While typically investigated as a microorganism capable of extracellular electron transfer to minerals or anodes, Shewanella oneidensis MR-1 can also facilitate electron flow from a cathode to terminal electron acceptors, such as fumarate or oxygen, thereby providing a model system for a process that has significant environmental and technological implications. This work demonstrates that cathodic electrons enter the electron transport chain of S. oneidensis when oxygen is used as the terminal electron acceptor. The effect of electron transport chain inhibitors suggested that a proton gradient is generated during cathode oxidation, consistent with the higher cellular ATP levels measured in cathode-respiring cells than in controls. Cathode oxidation also correlated with an increase in the cellular redox (NADH/FMNH2) pool determined with a bioluminescence assay, a proton uncoupler, and a mutant of proton-pumping NADH oxidase complex I. This work suggested that the generation of NADH/FMNH2 under cathodic conditions was linked to reverse electron flow mediated by complex I. A decrease in cathodic electron uptake was observed in various mutant strains, including those lacking the extracellular electron transfer components necessary for anodic-current generation. While no cell growth was observed under these conditions, here we show that cathode oxidation is linked to cellular energy acquisition, resulting in a quantifiable reduction in the cellular decay rate. This work highlights a potential mechanism for cell survival and/or persistence on cathodes, which might extend to environments where growth and division are severely limited.
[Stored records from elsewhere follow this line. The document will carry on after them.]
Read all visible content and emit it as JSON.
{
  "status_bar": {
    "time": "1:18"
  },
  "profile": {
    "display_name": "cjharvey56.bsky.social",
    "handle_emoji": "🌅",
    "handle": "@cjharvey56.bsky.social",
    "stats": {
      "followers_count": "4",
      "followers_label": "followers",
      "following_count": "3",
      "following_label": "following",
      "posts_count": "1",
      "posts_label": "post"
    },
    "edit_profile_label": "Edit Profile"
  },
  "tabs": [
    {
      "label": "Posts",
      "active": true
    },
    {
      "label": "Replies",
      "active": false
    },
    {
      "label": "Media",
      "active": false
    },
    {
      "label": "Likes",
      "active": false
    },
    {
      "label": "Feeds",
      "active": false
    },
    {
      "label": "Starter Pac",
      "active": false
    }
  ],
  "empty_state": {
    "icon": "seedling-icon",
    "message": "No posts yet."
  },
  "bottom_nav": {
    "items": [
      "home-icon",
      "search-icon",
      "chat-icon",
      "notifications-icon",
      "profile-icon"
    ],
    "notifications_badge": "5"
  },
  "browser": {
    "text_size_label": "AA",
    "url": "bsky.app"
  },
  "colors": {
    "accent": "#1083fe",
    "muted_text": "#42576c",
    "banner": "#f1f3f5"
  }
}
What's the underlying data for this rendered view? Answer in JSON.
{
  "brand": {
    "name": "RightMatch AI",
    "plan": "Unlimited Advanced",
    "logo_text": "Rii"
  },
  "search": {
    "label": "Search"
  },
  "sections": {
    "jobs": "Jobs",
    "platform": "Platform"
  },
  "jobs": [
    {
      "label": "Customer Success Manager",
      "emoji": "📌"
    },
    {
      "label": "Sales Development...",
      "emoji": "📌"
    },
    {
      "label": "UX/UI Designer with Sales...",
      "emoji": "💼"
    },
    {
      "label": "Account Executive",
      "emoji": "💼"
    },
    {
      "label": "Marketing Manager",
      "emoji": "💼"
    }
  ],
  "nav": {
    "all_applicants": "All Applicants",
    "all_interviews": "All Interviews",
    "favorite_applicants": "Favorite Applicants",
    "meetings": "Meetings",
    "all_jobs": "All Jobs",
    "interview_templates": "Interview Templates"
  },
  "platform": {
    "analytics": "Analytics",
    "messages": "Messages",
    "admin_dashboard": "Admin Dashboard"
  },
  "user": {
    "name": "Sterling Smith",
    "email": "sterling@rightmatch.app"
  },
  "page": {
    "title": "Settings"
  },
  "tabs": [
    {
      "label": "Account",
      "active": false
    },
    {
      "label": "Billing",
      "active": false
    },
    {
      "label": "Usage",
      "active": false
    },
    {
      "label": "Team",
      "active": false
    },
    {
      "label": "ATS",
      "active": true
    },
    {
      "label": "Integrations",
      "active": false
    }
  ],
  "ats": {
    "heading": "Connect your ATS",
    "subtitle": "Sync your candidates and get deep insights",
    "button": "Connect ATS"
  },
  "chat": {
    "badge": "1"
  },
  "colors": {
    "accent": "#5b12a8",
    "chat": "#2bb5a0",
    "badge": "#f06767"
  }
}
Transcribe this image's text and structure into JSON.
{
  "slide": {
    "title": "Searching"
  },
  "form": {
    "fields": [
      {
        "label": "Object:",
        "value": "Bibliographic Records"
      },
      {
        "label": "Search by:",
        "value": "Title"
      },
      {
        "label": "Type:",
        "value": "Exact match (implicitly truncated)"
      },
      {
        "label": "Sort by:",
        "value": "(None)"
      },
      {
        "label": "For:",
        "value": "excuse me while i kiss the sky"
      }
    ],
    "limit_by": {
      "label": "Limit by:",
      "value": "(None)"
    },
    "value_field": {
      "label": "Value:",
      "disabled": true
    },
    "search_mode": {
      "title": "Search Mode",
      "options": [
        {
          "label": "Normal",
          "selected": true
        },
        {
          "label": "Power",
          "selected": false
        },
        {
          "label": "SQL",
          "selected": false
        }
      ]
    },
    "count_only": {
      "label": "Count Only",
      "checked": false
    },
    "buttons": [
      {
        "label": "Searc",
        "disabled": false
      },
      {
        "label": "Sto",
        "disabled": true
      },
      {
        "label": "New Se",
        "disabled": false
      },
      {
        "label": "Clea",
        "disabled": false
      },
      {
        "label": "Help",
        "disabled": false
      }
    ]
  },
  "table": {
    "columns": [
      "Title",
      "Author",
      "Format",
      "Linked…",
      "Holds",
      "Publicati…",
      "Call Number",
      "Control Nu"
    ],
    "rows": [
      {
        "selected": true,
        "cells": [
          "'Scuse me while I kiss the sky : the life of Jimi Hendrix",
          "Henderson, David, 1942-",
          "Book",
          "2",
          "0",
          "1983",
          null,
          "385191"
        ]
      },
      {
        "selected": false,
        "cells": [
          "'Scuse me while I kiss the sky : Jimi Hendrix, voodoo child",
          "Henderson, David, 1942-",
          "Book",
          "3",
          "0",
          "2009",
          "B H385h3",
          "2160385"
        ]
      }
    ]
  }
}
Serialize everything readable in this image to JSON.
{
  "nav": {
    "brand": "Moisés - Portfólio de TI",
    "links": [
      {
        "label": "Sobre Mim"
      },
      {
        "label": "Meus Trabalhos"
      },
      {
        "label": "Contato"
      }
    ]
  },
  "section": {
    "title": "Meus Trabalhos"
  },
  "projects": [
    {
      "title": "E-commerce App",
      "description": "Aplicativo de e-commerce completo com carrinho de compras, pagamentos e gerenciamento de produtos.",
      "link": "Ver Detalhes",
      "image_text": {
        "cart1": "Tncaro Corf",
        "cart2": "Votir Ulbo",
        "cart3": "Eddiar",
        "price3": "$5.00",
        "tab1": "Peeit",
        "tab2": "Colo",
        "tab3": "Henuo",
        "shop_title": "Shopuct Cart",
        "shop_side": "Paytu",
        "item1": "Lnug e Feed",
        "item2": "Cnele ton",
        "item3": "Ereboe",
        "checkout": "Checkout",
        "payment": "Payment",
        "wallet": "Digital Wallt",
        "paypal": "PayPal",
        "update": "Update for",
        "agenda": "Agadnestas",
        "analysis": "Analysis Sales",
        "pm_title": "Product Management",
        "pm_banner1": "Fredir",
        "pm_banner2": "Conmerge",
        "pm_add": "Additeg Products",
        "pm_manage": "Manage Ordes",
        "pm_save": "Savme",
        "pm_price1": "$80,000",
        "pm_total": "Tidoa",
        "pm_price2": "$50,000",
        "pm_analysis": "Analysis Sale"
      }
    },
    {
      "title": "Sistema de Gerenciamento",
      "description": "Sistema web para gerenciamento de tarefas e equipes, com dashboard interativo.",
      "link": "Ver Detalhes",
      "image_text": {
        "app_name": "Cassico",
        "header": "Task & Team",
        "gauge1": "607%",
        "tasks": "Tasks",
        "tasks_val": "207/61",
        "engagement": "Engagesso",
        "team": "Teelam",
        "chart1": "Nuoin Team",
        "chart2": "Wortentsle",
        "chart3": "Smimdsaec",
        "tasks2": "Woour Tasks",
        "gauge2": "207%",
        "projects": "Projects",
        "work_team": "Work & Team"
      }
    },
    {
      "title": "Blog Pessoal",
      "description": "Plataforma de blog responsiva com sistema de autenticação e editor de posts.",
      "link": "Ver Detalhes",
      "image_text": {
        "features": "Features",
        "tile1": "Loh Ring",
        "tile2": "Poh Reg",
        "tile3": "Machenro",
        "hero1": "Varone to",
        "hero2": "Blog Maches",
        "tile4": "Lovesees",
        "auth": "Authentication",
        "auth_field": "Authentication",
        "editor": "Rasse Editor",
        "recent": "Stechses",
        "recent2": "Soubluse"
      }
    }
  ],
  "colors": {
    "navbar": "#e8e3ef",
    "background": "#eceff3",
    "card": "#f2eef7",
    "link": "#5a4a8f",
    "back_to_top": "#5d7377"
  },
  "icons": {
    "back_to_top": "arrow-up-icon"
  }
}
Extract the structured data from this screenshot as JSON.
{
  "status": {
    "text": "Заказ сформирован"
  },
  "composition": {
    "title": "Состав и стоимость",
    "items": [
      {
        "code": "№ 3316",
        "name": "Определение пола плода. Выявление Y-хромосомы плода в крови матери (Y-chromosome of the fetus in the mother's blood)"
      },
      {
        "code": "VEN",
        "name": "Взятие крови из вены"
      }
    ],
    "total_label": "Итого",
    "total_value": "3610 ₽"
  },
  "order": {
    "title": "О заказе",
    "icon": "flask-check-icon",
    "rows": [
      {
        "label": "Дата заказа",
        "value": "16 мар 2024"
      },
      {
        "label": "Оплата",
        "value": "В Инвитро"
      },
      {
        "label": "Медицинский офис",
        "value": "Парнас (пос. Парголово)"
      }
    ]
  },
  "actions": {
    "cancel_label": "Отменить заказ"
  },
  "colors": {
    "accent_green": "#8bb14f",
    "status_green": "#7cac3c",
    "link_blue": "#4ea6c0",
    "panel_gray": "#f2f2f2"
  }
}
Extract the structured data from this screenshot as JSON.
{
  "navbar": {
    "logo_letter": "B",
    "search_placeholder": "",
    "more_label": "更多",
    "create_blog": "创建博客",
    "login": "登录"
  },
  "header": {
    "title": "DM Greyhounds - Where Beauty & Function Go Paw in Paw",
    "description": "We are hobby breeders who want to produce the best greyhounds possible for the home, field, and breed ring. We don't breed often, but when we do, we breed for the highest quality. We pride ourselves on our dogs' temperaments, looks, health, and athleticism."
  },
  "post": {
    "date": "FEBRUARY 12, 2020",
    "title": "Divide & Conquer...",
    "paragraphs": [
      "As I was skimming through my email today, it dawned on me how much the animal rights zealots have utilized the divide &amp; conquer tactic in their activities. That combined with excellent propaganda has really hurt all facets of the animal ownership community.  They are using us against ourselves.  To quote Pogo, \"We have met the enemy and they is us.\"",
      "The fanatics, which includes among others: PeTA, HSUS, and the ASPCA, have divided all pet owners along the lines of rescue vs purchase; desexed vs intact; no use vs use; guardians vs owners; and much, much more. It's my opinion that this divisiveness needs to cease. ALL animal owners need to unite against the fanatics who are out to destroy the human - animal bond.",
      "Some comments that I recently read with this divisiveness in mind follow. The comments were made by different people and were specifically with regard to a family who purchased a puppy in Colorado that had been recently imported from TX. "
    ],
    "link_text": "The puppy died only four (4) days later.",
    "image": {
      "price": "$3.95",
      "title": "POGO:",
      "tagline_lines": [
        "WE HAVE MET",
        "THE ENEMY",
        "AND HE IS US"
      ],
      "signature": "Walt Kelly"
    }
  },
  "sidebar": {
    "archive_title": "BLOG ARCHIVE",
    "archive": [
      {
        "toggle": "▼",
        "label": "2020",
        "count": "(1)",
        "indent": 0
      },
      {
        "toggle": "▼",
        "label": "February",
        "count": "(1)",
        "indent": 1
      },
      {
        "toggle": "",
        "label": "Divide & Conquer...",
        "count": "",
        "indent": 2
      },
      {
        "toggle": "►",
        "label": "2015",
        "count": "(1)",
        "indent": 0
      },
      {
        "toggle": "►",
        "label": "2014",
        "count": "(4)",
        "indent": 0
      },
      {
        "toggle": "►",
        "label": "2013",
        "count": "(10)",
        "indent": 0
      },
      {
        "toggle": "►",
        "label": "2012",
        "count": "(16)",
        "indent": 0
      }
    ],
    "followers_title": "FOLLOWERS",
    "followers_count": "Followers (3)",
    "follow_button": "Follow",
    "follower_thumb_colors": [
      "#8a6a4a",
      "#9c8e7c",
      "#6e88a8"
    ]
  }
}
Serpentinization is a geologic process that produces highly reduced, hydrogen-rich fluids that support microbial communities under high pH conditions. We investigated the activity of microbes capable of extracellular electron transfer in a terrestrial serpentinizing system known as “The Cedars”. Measuring current generation with an on-site two-electrode system, we observed daily oscillations in current with the current maxima and minima occurring during daylight hours. Distinct members of the microbial community were enriched. Current generation in lab-scale electrochemical reactors did not oscillate, but was correlated with carbohydrate amendment in Cedars-specific minimal media. Gammaproteobacteria and Firmicutes were consistently enriched from lab electrochemical systems on δ-MnO2 and amorphous Fe(OH)3 at pH 11. However, isolation of an electrogenic strain proved difficult as transfer cultures failed to grow after multiple rounds of media transfer. Lowering the bulk pH in the media allowed us to isolate a Firmicutes strain (Paenibacillus sp.). This strain was capable of electrode and mineral reduction (including magnetite) at pH 9. This report provides evidence of the in situ activity of microbes using extracellular substrates as sinks for electrons at The Cedars, but also highlights the potential importance of community dynamics for supporting microbial life through either carbon fixation and/or moderating pH stress.
Little is known about the importance and/or mechanisms of biological mineral oxidation in sediments, partially due to the difficulties associated with culturing mineral-oxidizing microbes. We demonstrate that electrochemical enrichment is a feasible approach for isolation of microbes capable of gaining electrons from insoluble minerals. To this end we constructed sediment microcosms and incubated electrodes at various controlled redox potentials. Negative current production was observed in incubations and increased as redox potential decreased (tested −50 to −400 mV vs. Ag/AgCl). Electrode-associated biomass responded to the addition of nitrate and ferric iron as terminal electron acceptors in secondary sediment-free enrichments. Elemental sulfur, elemental iron and amorphous iron sulfide enrichments derived from electrode biomass demonstrated products indicative of sulfur or iron oxidation. The microbes isolated from these enrichments belong to the genera Halomonas, Idiomarina, Marinobacter, and Pseudomonas of the Gammaproteobacteria, and Thalassospira and Thioclava from the Alphaproteobacteria. Chronoamperometry data demonstrates sustained electrode oxidation from these isolates in the absence of alternate electron sources. Cyclic voltammetry demonstrated the variability in dominant electron transfer modes or interactions with electrodes (i.e., biofilm, planktonic or mediator facilitated) and the wide range of midpoint potentials observed for each microbe (from 8 to −295 mV vs. Ag/AgCl). The diversity of extracellular electron transfer mechanisms observed in one sediment and one redox condition, illustrates the potential importance and abundance of these interactions. This approach has promise for increasing our understanding the extent and diversity of microbe mineral interactions, as well as increasing the repository of microbes available for electrochemical applications.